  • Purpose: To investigate the dosimetric feasibility of linear accelerator-based intensity-modulated total marrow irradiation (IM-TMI) in patients with hematologic malignancies. Methods and Materials: Linear accelerator-based IM-TMI treatment planning was performed for 9 patients using the Eclipse treatment planning system. The planning target volume (PTV) consisted of all the bones in the body from the head to the mid-femur, except for the forearms and hands. Organs at risk (OAR) to be spared included the lungs, heart, liver, kidneys, brain, eyes, oral cavity, and bowel and were contoured by a physician on the axial computed tomography images. The three-isocenter technique previously developed bymore » our group was used for treatment planning. We developed and used a common dose-volume objective method to reduce the planning time and planner subjectivity in the treatment planning process. Results: A 95% PTV coverage with the 99% of the prescribed dose of 12 Gy was achieved for all nine patients. The average dose reduction in OAR ranged from 19% for the lungs to 68% for the lenses. The common dose-volume objective method decreased the planning time by an average of 35% and reduced the inter- and intra- planner subjectivity. Conclusion: The results from the present study suggest that the linear accelerator-based IM-TMI technique is clinically feasible.
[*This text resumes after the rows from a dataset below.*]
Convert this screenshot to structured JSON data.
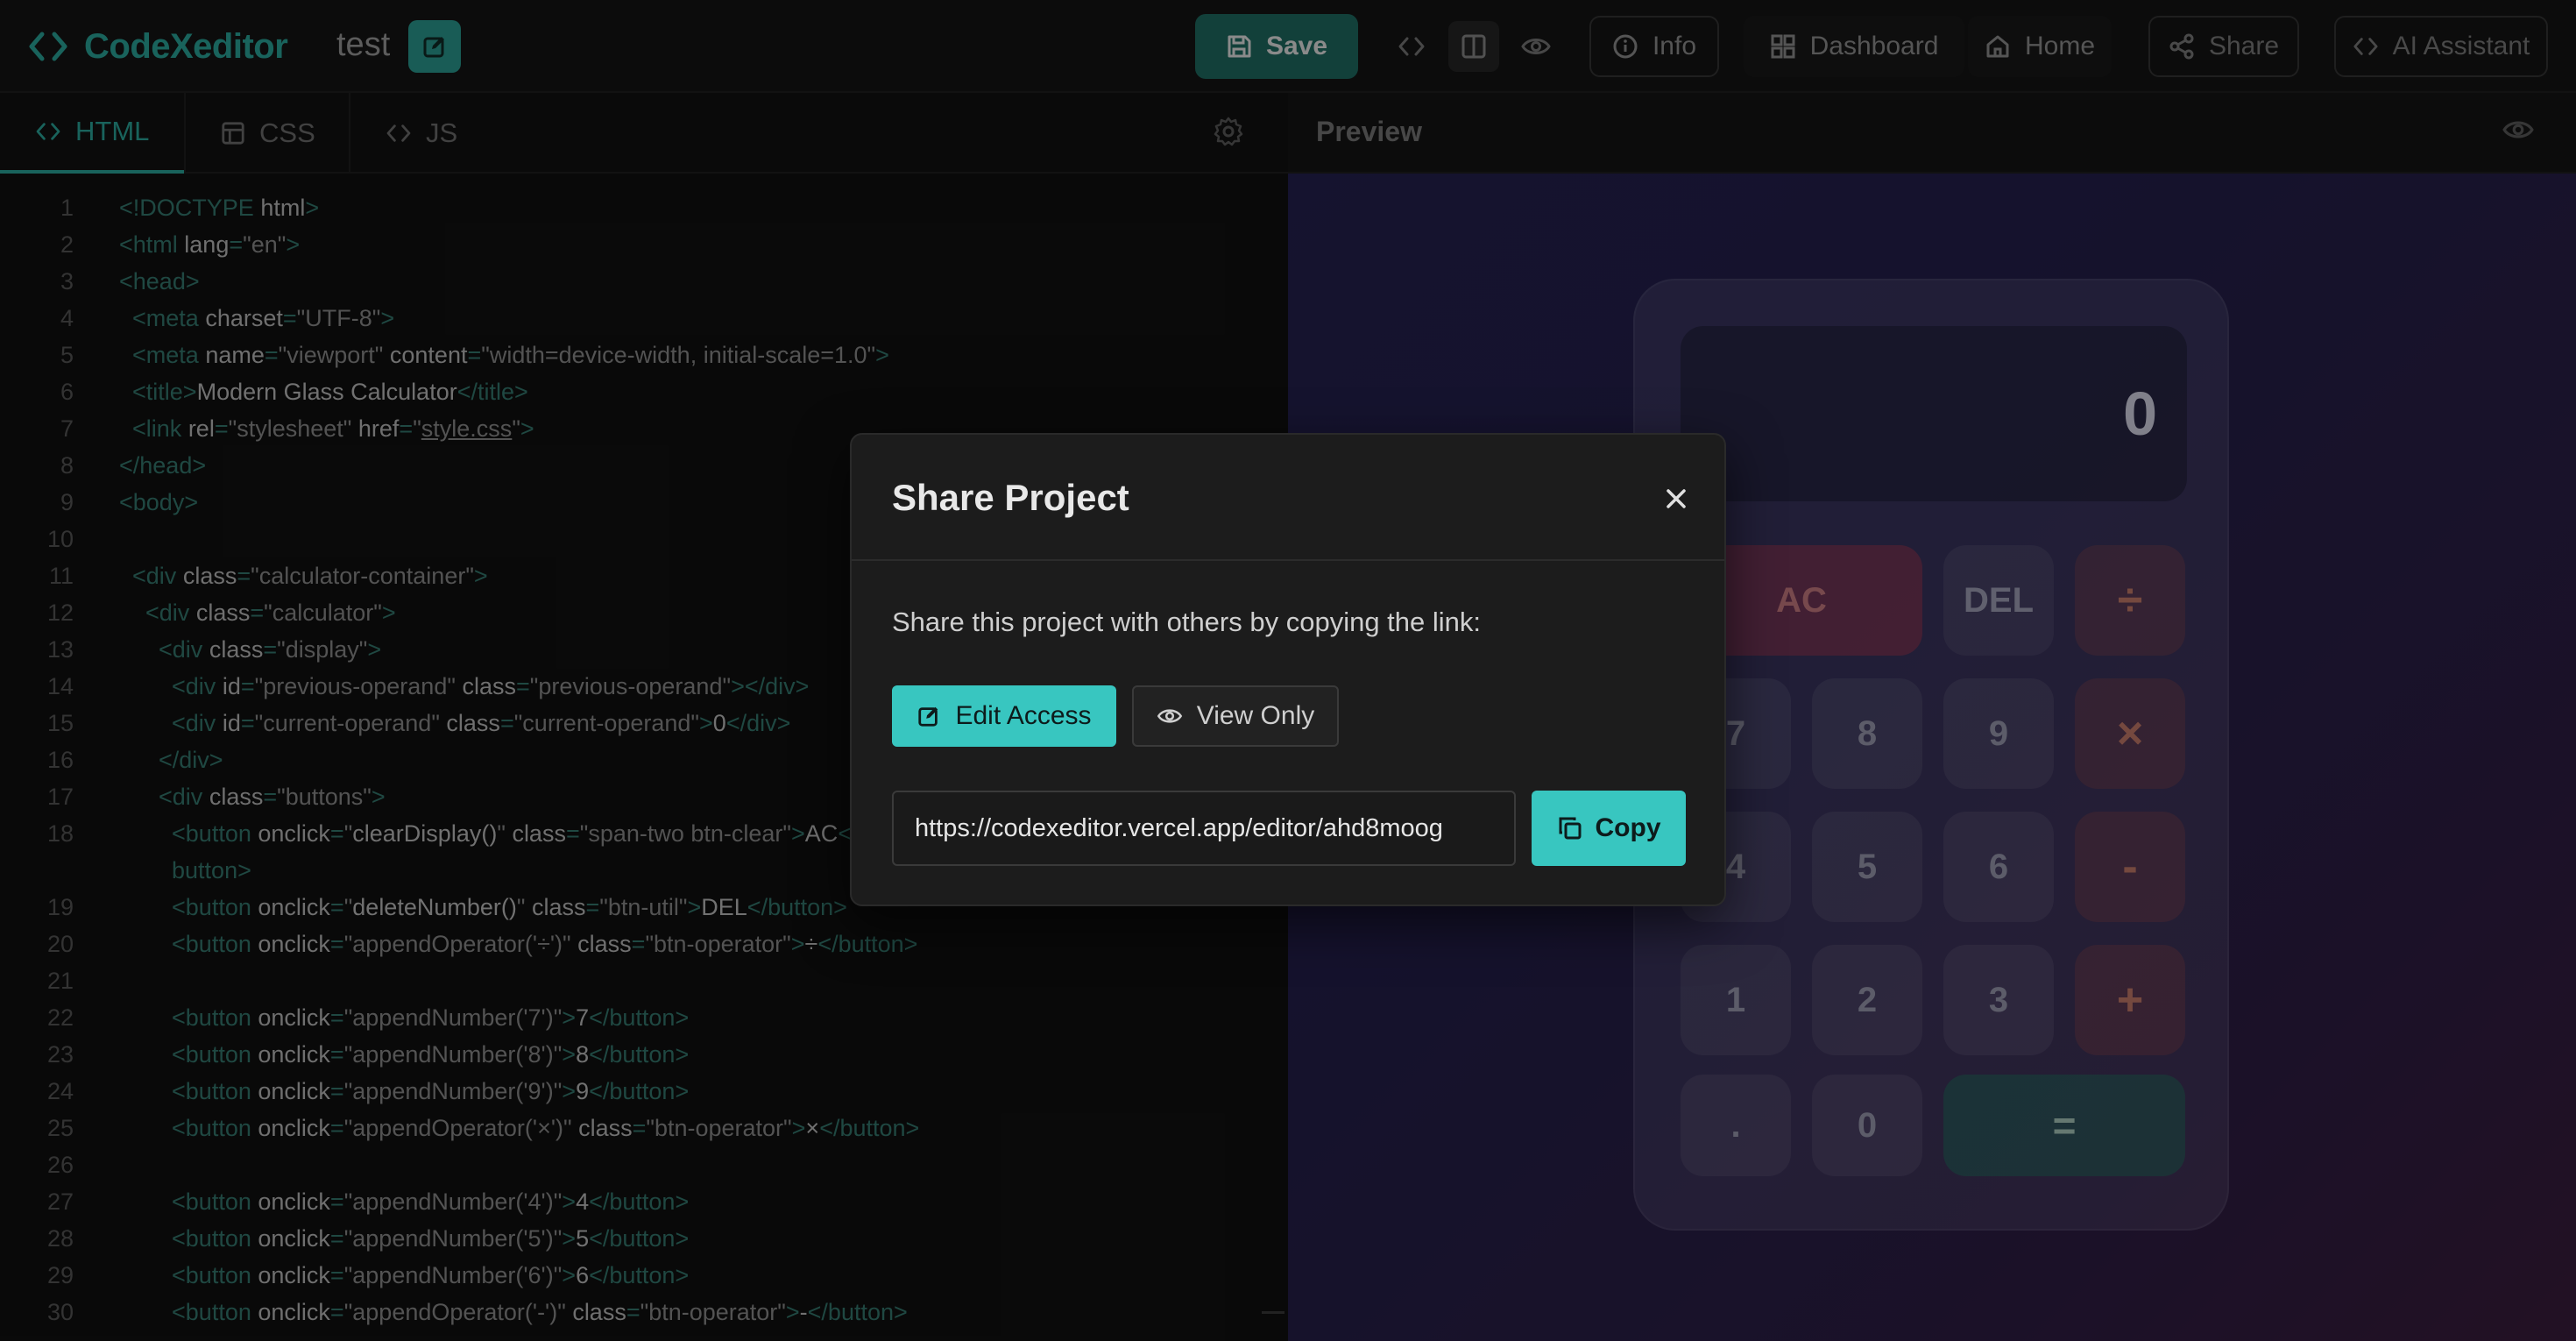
{
  "app": {
    "name": "CodeXeditor",
    "project_name": "test"
  },
  "toolbar": {
    "save_label": "Save",
    "info_label": "Info",
    "dashboard_label": "Dashboard",
    "home_label": "Home",
    "share_label": "Share",
    "ai_label": "AI Assistant"
  },
  "editor": {
    "tabs": [
      {
        "label": "HTML",
        "active": true
      },
      {
        "label": "CSS",
        "active": false
      },
      {
        "label": "JS",
        "active": false
      }
    ],
    "lines": [
      {
        "n": "1",
        "html": "<span class='tg'>&lt;!DOCTYPE</span> <span class='at'>html</span><span class='tg'>&gt;</span>"
      },
      {
        "n": "2",
        "html": "<span class='tg'>&lt;html</span> <span class='at'>lang</span><span class='tg'>=</span><span class='st'>\"en\"</span><span class='tg'>&gt;</span>"
      },
      {
        "n": "3",
        "html": "<span class='tg'>&lt;head&gt;</span>"
      },
      {
        "n": "4",
        "html": "  <span class='tg'>&lt;meta</span> <span class='at'>charset</span><span class='tg'>=</span><span class='st'>\"UTF-8\"</span><span class='tg'>&gt;</span>"
      },
      {
        "n": "5",
        "html": "  <span class='tg'>&lt;meta</span> <span class='at'>name</span><span class='tg'>=</span><span class='st'>\"viewport\"</span> <span class='at'>content</span><span class='tg'>=</span><span class='st'>\"width=device-width, initial-scale=1.0\"</span><span class='tg'>&gt;</span>"
      },
      {
        "n": "6",
        "html": "  <span class='tg'>&lt;title&gt;</span><span class='tx'>Modern Glass Calculator</span><span class='tg'>&lt;/title&gt;</span>"
      },
      {
        "n": "7",
        "html": "  <span class='tg'>&lt;link</span> <span class='at'>rel</span><span class='tg'>=</span><span class='st'>\"stylesheet\"</span> <span class='at'>href</span><span class='tg'>=</span><span class='st'>\"<u>style.css</u>\"</span><span class='tg'>&gt;</span>"
      },
      {
        "n": "8",
        "html": "<span class='tg'>&lt;/head&gt;</span>"
      },
      {
        "n": "9",
        "html": "<span class='tg'>&lt;body&gt;</span>"
      },
      {
        "n": "10",
        "html": ""
      },
      {
        "n": "11",
        "html": "  <span class='tg'>&lt;div</span> <span class='at'>class</span><span class='tg'>=</span><span class='st'>\"calculator-container\"</span><span class='tg'>&gt;</span>"
      },
      {
        "n": "12",
        "html": "    <span class='tg'>&lt;div</span> <span class='at'>class</span><span class='tg'>=</span><span class='st'>\"calculator\"</span><span class='tg'>&gt;</span>"
      },
      {
        "n": "13",
        "html": "      <span class='tg'>&lt;div</span> <span class='at'>class</span><span class='tg'>=</span><span class='st'>\"display\"</span><span class='tg'>&gt;</span>"
      },
      {
        "n": "14",
        "html": "        <span class='tg'>&lt;div</span> <span class='at'>id</span><span class='tg'>=</span><span class='st'>\"previous-operand\"</span> <span class='at'>class</span><span class='tg'>=</span><span class='st'>\"previous-operand\"</span><span class='tg'>&gt;&lt;/div&gt;</span>"
      },
      {
        "n": "15",
        "html": "        <span class='tg'>&lt;div</span> <span class='at'>id</span><span class='tg'>=</span><span class='st'>\"current-operand\"</span> <span class='at'>class</span><span class='tg'>=</span><span class='st'>\"current-operand\"</span><span class='tg'>&gt;</span><span class='tx'>0</span><span class='tg'>&lt;/div&gt;</span>"
      },
      {
        "n": "16",
        "html": "      <span class='tg'>&lt;/div&gt;</span>"
      },
      {
        "n": "17",
        "html": "      <span class='tg'>&lt;div</span> <span class='at'>class</span><span class='tg'>=</span><span class='st'>\"buttons\"</span><span class='tg'>&gt;</span>"
      },
      {
        "n": "18",
        "html": "        <span class='tg'>&lt;button</span> <span class='at'>onclick</span><span class='tg'>=</span><span class='st'>\"</span><span class='tx'>clearDisplay()</span><span class='st'>\"</span> <span class='at'>class</span><span class='tg'>=</span><span class='st'>\"span-two btn-clear\"</span><span class='tg'>&gt;</span><span class='tx'>AC</span><span class='tg'>&lt;/</span>"
      },
      {
        "n": "",
        "html": "        <span class='tg'>button&gt;</span>"
      },
      {
        "n": "19",
        "html": "        <span class='tg'>&lt;button</span> <span class='at'>onclick</span><span class='tg'>=</span><span class='st'>\"</span><span class='tx'>deleteNumber()</span><span class='st'>\"</span> <span class='at'>class</span><span class='tg'>=</span><span class='st'>\"btn-util\"</span><span class='tg'>&gt;</span><span class='tx'>DEL</span><span class='tg'>&lt;/button&gt;</span>"
      },
      {
        "n": "20",
        "html": "        <span class='tg'>&lt;button</span> <span class='at'>onclick</span><span class='tg'>=</span><span class='st'>\"appendOperator('÷')\"</span> <span class='at'>class</span><span class='tg'>=</span><span class='st'>\"btn-operator\"</span><span class='tg'>&gt;</span><span class='tx'>÷</span><span class='tg'>&lt;/button&gt;</span>"
      },
      {
        "n": "21",
        "html": ""
      },
      {
        "n": "22",
        "html": "        <span class='tg'>&lt;button</span> <span class='at'>onclick</span><span class='tg'>=</span><span class='st'>\"appendNumber('7')\"</span><span class='tg'>&gt;</span><span class='tx'>7</span><span class='tg'>&lt;/button&gt;</span>"
      },
      {
        "n": "23",
        "html": "        <span class='tg'>&lt;button</span> <span class='at'>onclick</span><span class='tg'>=</span><span class='st'>\"appendNumber('8')\"</span><span class='tg'>&gt;</span><span class='tx'>8</span><span class='tg'>&lt;/button&gt;</span>"
      },
      {
        "n": "24",
        "html": "        <span class='tg'>&lt;button</span> <span class='at'>onclick</span><span class='tg'>=</span><span class='st'>\"appendNumber('9')\"</span><span class='tg'>&gt;</span><span class='tx'>9</span><span class='tg'>&lt;/button&gt;</span>"
      },
      {
        "n": "25",
        "html": "        <span class='tg'>&lt;button</span> <span class='at'>onclick</span><span class='tg'>=</span><span class='st'>\"appendOperator('×')\"</span> <span class='at'>class</span><span class='tg'>=</span><span class='st'>\"btn-operator\"</span><span class='tg'>&gt;</span><span class='tx'>×</span><span class='tg'>&lt;/button&gt;</span>"
      },
      {
        "n": "26",
        "html": ""
      },
      {
        "n": "27",
        "html": "        <span class='tg'>&lt;button</span> <span class='at'>onclick</span><span class='tg'>=</span><span class='st'>\"appendNumber('4')\"</span><span class='tg'>&gt;</span><span class='tx'>4</span><span class='tg'>&lt;/button&gt;</span>"
      },
      {
        "n": "28",
        "html": "        <span class='tg'>&lt;button</span> <span class='at'>onclick</span><span class='tg'>=</span><span class='st'>\"appendNumber('5')\"</span><span class='tg'>&gt;</span><span class='tx'>5</span><span class='tg'>&lt;/button&gt;</span>"
      },
      {
        "n": "29",
        "html": "        <span class='tg'>&lt;button</span> <span class='at'>onclick</span><span class='tg'>=</span><span class='st'>\"appendNumber('6')\"</span><span class='tg'>&gt;</span><span class='tx'>6</span><span class='tg'>&lt;/button&gt;</span>"
      },
      {
        "n": "30",
        "html": "        <span class='tg'>&lt;button</span> <span class='at'>onclick</span><span class='tg'>=</span><span class='st'>\"appendOperator('-')\"</span> <span class='at'>class</span><span class='tg'>=</span><span class='st'>\"btn-operator\"</span><span class='tg'>&gt;</span><span class='tx'>-</span><span class='tg'>&lt;/button&gt;</span>"
      }
    ]
  },
  "preview": {
    "title": "Preview",
    "display_value": "0",
    "keys": [
      {
        "label": "AC",
        "kind": "ac"
      },
      {
        "label": "DEL",
        "kind": "util"
      },
      {
        "label": "÷",
        "kind": "op"
      },
      {
        "label": "7",
        "kind": "num"
      },
      {
        "label": "8",
        "kind": "num"
      },
      {
        "label": "9",
        "kind": "num"
      },
      {
        "label": "×",
        "kind": "op"
      },
      {
        "label": "4",
        "kind": "num"
      },
      {
        "label": "5",
        "kind": "num"
      },
      {
        "label": "6",
        "kind": "num"
      },
      {
        "label": "-",
        "kind": "op"
      },
      {
        "label": "1",
        "kind": "num"
      },
      {
        "label": "2",
        "kind": "num"
      },
      {
        "label": "3",
        "kind": "num"
      },
      {
        "label": "+",
        "kind": "op"
      },
      {
        "label": ".",
        "kind": "num"
      },
      {
        "label": "0",
        "kind": "num"
      },
      {
        "label": "=",
        "kind": "eq"
      }
    ]
  },
  "modal": {
    "title": "Share Project",
    "description": "Share this project with others by copying the link:",
    "edit_access_label": "Edit Access",
    "view_only_label": "View Only",
    "url": "https://codexeditor.vercel.app/editor/ahd8moog",
    "copy_label": "Copy"
  },
  "colors": {
    "accent": "#2ba59a",
    "accent_bright": "#38c6c0",
    "bg": "#141414"
  }
}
We have demonstrated that linear accelerator-based IM-TMI plans with good PTV coverage and improved OAR sparing can be obtained within a clinically reasonable time using the common dose-volume objective method proposed in the present study.« less